Back in early March, we launched our report ‘Women in Westminster’. In it, we predicted the number of female MPs who’d be elected, based on the percentage of female candidates parties were putting forward in winnable seats and their likelihood of being elected. We guessed that 192 women would enter Parliament. The result? There are now 191 female MPs – an accuracy rate of over 99%! That’s despite all the dodgy polling…
While we’re very pleased with our predictions, we’re not just saying this to show off. With 29.4% of UK MPs now women, Britain has just moved up 20 places in the world league tables for female representation in Parliament – from 56th to joint 36th (equal with Nepal, and ahead of Trinidad and Tobago and Luxemburg). It’s good progress, and it’s fantastic to see we’re doing better as a country in terms of female representation. But there is still a long way to go before we reach 50-50 representation.
It’s not just female representation where progress is being made. The UK now has ‘the most LGB elected MPs in the world’ according to a new study (almost 5%). There is also a record number of black and minority ethnic (BME) MPs, according to Operation Black Vote – up to 41 from 25 in 2010 and making up over 6% of Parliament (although that’s still less than half the 13% of the public who are from ethnic minority backgrounds).

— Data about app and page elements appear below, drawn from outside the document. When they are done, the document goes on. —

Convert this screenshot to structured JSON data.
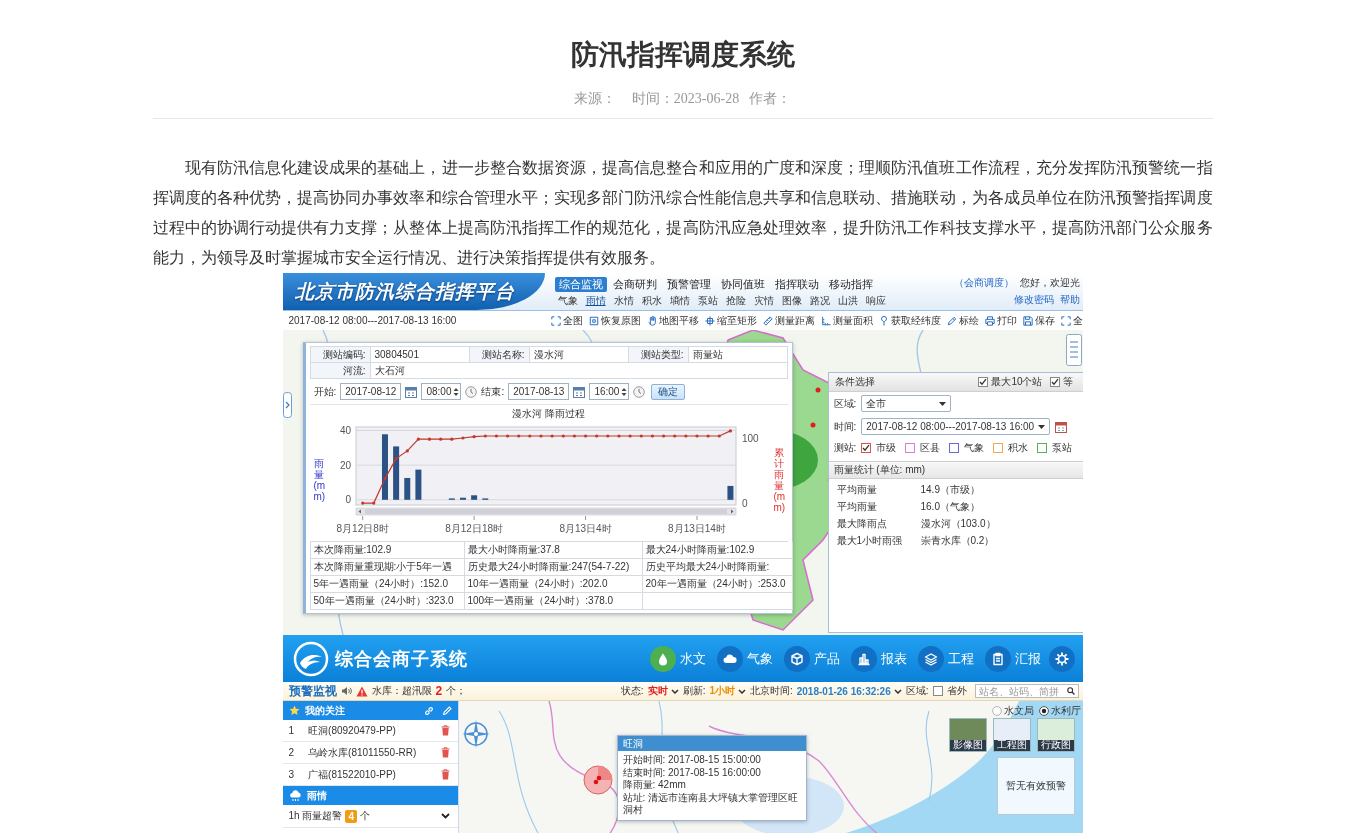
{
  "article": {
    "title": "防汛指挥调度系统",
    "meta": {
      "source_label": "来源：",
      "time_label": "时间：",
      "date": "2023-06-28",
      "author_label": "作者："
    },
    "paragraph": "现有防汛信息化建设成果的基础上，进一步整合数据资源，提高信息整合和应用的广度和深度；理顺防汛值班工作流程，充分发挥防汛预警统一指挥调度的各种优势，提高协同办事效率和综合管理水平；实现多部门防汛综合性能信息共享和信息联动、措施联动，为各成员单位在防汛预警指挥调度过程中的协调行动提供有力支撑；从整体上提高防汛指挥工作的规范化，提高防汛应急处理效率，提升防汛工作科技支撑水平，提高防汛部门公众服务能力，为领导及时掌握城市安全运行情况、进行决策指挥提供有效服务。"
  },
  "platform": {
    "title": "北京市防汛综合指挥平台",
    "main_nav": [
      {
        "label": "综合监视",
        "selected": true
      },
      {
        "label": "会商研判",
        "selected": false
      },
      {
        "label": "预警管理",
        "selected": false
      },
      {
        "label": "协同值班",
        "selected": false
      },
      {
        "label": "指挥联动",
        "selected": false
      },
      {
        "label": "移动指挥",
        "selected": false
      }
    ],
    "sub_nav": [
      {
        "label": "气象",
        "selected": false
      },
      {
        "label": "雨情",
        "selected": true
      },
      {
        "label": "水情",
        "selected": false
      },
      {
        "label": "积水",
        "selected": false
      },
      {
        "label": "墒情",
        "selected": false
      },
      {
        "label": "泵站",
        "selected": false
      },
      {
        "label": "抢险",
        "selected": false
      },
      {
        "label": "灾情",
        "selected": false
      },
      {
        "label": "图像",
        "selected": false
      },
      {
        "label": "路况",
        "selected": false
      },
      {
        "label": "山洪",
        "selected": false
      },
      {
        "label": "响应",
        "selected": false
      }
    ],
    "user": {
      "role": "（会商调度）",
      "greeting": "您好，欢迎光",
      "links": [
        "修改密码",
        "帮助"
      ]
    },
    "time_range": "2017-08-12 08:00---2017-08-13 16:00",
    "tools": [
      "全图",
      "恢复原图",
      "地图平移",
      "缩至矩形",
      "测量距离",
      "测量面积",
      "获取经纬度",
      "标绘",
      "打印",
      "保存",
      "全"
    ],
    "station_panel": {
      "info": [
        {
          "label": "测站编码:",
          "value": "30804501"
        },
        {
          "label": "测站名称:",
          "value": "漫水河"
        },
        {
          "label": "测站类型:",
          "value": "雨量站"
        },
        {
          "label": "河流:",
          "value": "大石河"
        }
      ],
      "start": {
        "label": "开始:",
        "date": "2017-08-12",
        "time": "08:00"
      },
      "end": {
        "label": "结束:",
        "date": "2017-08-13",
        "time": "16:00"
      },
      "confirm": "确定",
      "chart_data": {
        "type": "bar",
        "title": "漫水河 降雨过程",
        "ylabel": "雨量(mm)",
        "y2label": "累计雨量(mm)",
        "categories": [
          "8月12日8时",
          null,
          null,
          null,
          null,
          null,
          null,
          null,
          null,
          null,
          "8月12日18时",
          null,
          null,
          null,
          null,
          null,
          null,
          null,
          null,
          null,
          "8月13日4时",
          null,
          null,
          null,
          null,
          null,
          null,
          null,
          null,
          null,
          "8月13日14时",
          null,
          null,
          null
        ],
        "ylim": [
          -3,
          42
        ],
        "yticks": [
          0,
          20,
          40
        ],
        "y2lim": [
          -3,
          118
        ],
        "y2ticks": [
          0,
          100
        ],
        "grid": true,
        "series": [
          {
            "color": "#2b5185",
            "values": [
              0,
              0,
              37.8,
              30.8,
              12.6,
              17.4,
              0,
              0,
              0.8,
              1.2,
              2.6,
              0.8,
              0,
              0,
              0,
              0,
              0,
              0,
              0,
              0,
              0,
              0,
              0,
              0,
              0,
              0,
              0,
              0,
              0,
              0,
              0,
              0,
              0,
              8
            ]
          },
          {
            "type": "line",
            "axis": "y2",
            "color": "#c0392b",
            "values": [
              0,
              0,
              38,
              69,
              81,
              99,
              99,
              99,
              99,
              101,
              103,
              104,
              104,
              104,
              104,
              104,
              104,
              104,
              104,
              104,
              104,
              104,
              104,
              104,
              104,
              104,
              104,
              104,
              104,
              104,
              104,
              104,
              104,
              112
            ]
          }
        ]
      },
      "stats": [
        [
          "本次降雨量:102.9",
          "最大小时降雨量:37.8",
          "最大24小时降雨量:102.9"
        ],
        [
          "本次降雨量重现期:小于5年一遇",
          "历史最大24小时降雨量:247(54-7-22)",
          "历史平均最大24小时降雨量:"
        ],
        [
          "5年一遇雨量（24小时）:152.0",
          "10年一遇雨量（24小时）:202.0",
          "20年一遇雨量（24小时）:253.0"
        ],
        [
          "50年一遇雨量（24小时）:323.0",
          "100年一遇雨量（24小时）:378.0"
        ]
      ]
    },
    "filter_panel": {
      "title": "条件选择",
      "options": [
        {
          "label": "最大10个站",
          "checked": true
        },
        {
          "label": "等",
          "checked": true
        }
      ],
      "region": {
        "label": "区域:",
        "value": "全市"
      },
      "time": {
        "label": "时间:",
        "value": "2017-08-12 08:00---2017-08-13 16:00"
      },
      "stations": {
        "label": "测站:",
        "types": [
          {
            "label": "市级",
            "checked": true,
            "color": "#e0504a"
          },
          {
            "label": "区县",
            "checked": false,
            "color": "#e07ce0"
          },
          {
            "label": "气象",
            "checked": false,
            "color": "#6a6ae0"
          },
          {
            "label": "积水",
            "checked": false,
            "color": "#f0a848"
          },
          {
            "label": "泵站",
            "checked": false,
            "color": "#52b452"
          }
        ]
      },
      "stats_title": "雨量统计 (单位: mm)",
      "stats": [
        {
          "label": "平均雨量",
          "value": "14.9（市级）"
        },
        {
          "label": "平均雨量",
          "value": "16.0（气象）"
        },
        {
          "label": "最大降雨点",
          "value": "漫水河（103.0）"
        },
        {
          "label": "最大1小时雨强",
          "value": "崇青水库（0.2）"
        }
      ]
    }
  },
  "subsystem": {
    "title": "综合会商子系统",
    "nav": [
      {
        "label": "水文",
        "selected": true
      },
      {
        "label": "气象",
        "selected": false
      },
      {
        "label": "产品",
        "selected": false
      },
      {
        "label": "报表",
        "selected": false
      },
      {
        "label": "工程",
        "selected": false
      },
      {
        "label": "汇报",
        "selected": false
      }
    ],
    "alert_bar": {
      "title": "预警监视",
      "text": "水库：超汛限",
      "count": "2",
      "unit": "个；",
      "status": {
        "label": "状态:",
        "value": "实时"
      },
      "refresh": {
        "label": "刷新:",
        "value": "1小时"
      },
      "clock": {
        "label": "北京时间:",
        "value": "2018-01-26 16:32:26"
      },
      "area": {
        "label": "区域:",
        "option": "省外",
        "checked": false
      },
      "search": {
        "placeholder": "站名、站码、简拼"
      }
    },
    "favorites": {
      "title": "我的关注",
      "items": [
        {
          "index": "1",
          "name": "旺洞(80920479-PP)"
        },
        {
          "index": "2",
          "name": "乌岭水库(81011550-RR)"
        },
        {
          "index": "3",
          "name": "广福(81522010-PP)"
        }
      ]
    },
    "rain": {
      "title": "雨情",
      "rows": [
        {
          "text": "1h 雨量超警",
          "count": "4",
          "unit": "个"
        }
      ]
    },
    "map": {
      "sources": [
        {
          "label": "水文局",
          "selected": false
        },
        {
          "label": "水利厅",
          "selected": true
        }
      ],
      "layers": [
        "影像图",
        "工程图",
        "行政图"
      ],
      "warning_box": "暂无有效预警",
      "popup": {
        "title": "旺洞",
        "lines": [
          "开始时间: 2017-08-15 15:00:00",
          "结束时间: 2017-08-15 16:00:00",
          "降雨量: 42mm",
          "站址: 清远市连南县大坪镇大掌管理区旺洞村"
        ]
      }
    }
  }
}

Why does all this matter? Firstly, there are many reasons why people are increasingly alienated from formal politics, but the make-up of Parliament has a large role to play in that sense of disillusionment. When Parliament doesn’t look like the people it governs, it makes it hard to see the Commons as a representative body.
We cannot afford to be left lagging behind on the fundamental issue of fair representation. Even after the progress we saw on May 7th, we still have a House of Commons that is 70% male and which fails to adequately represent black and ethnic minority people – and that doesn’t send a great message in the ‘mother of all Parliaments’.
To get the best Parliament possible – to stir it up, to introduce new perspectives and to add some much-needed dynamism in a chamber ripe for reform – we need to be drawing upon the whole population, not excluding large sections. It’s both a matter of principle, and to help restore faith in politics.
Despite the progress, we’re still not world leaders when it comes to female representation. And there’s a key reason why. Our voting system is holding back progress. One of the biggest barriers to change when it comes to women’s representation is the ‘incumbency effect’.
As we noted in our Women in Westminster report: “Thanks to our broken electoral system, many seats are completely safe and unlikely to change hands. And many of these safe seats have been occupied by men for three, four or more election cycles, since before there was real progress on women’s representation. Deselection of sitting MPs by constituency parties is relatively rare, which means a large proportion of Parliament is made up of men who have been there for quite some time. Moreover, the longer MPs hold their seats for, the less likely deselection becomes.”
The figures are stark. Of those elected ten years ago or before who were re-standing in May, just 18.3% were women. And of those who were first elected in 1987 or before and stood again this year, just 10.5% were female. It gets worse the further back you go.
So. Last Thursday saw progress, but not enough. Now the task is to sort out our out-dated voting system to open up the nearly 400 safe seats to competition from those from more diverse backgrounds. We can’t wait decades for equality – or for a proportional voting system, for that matter…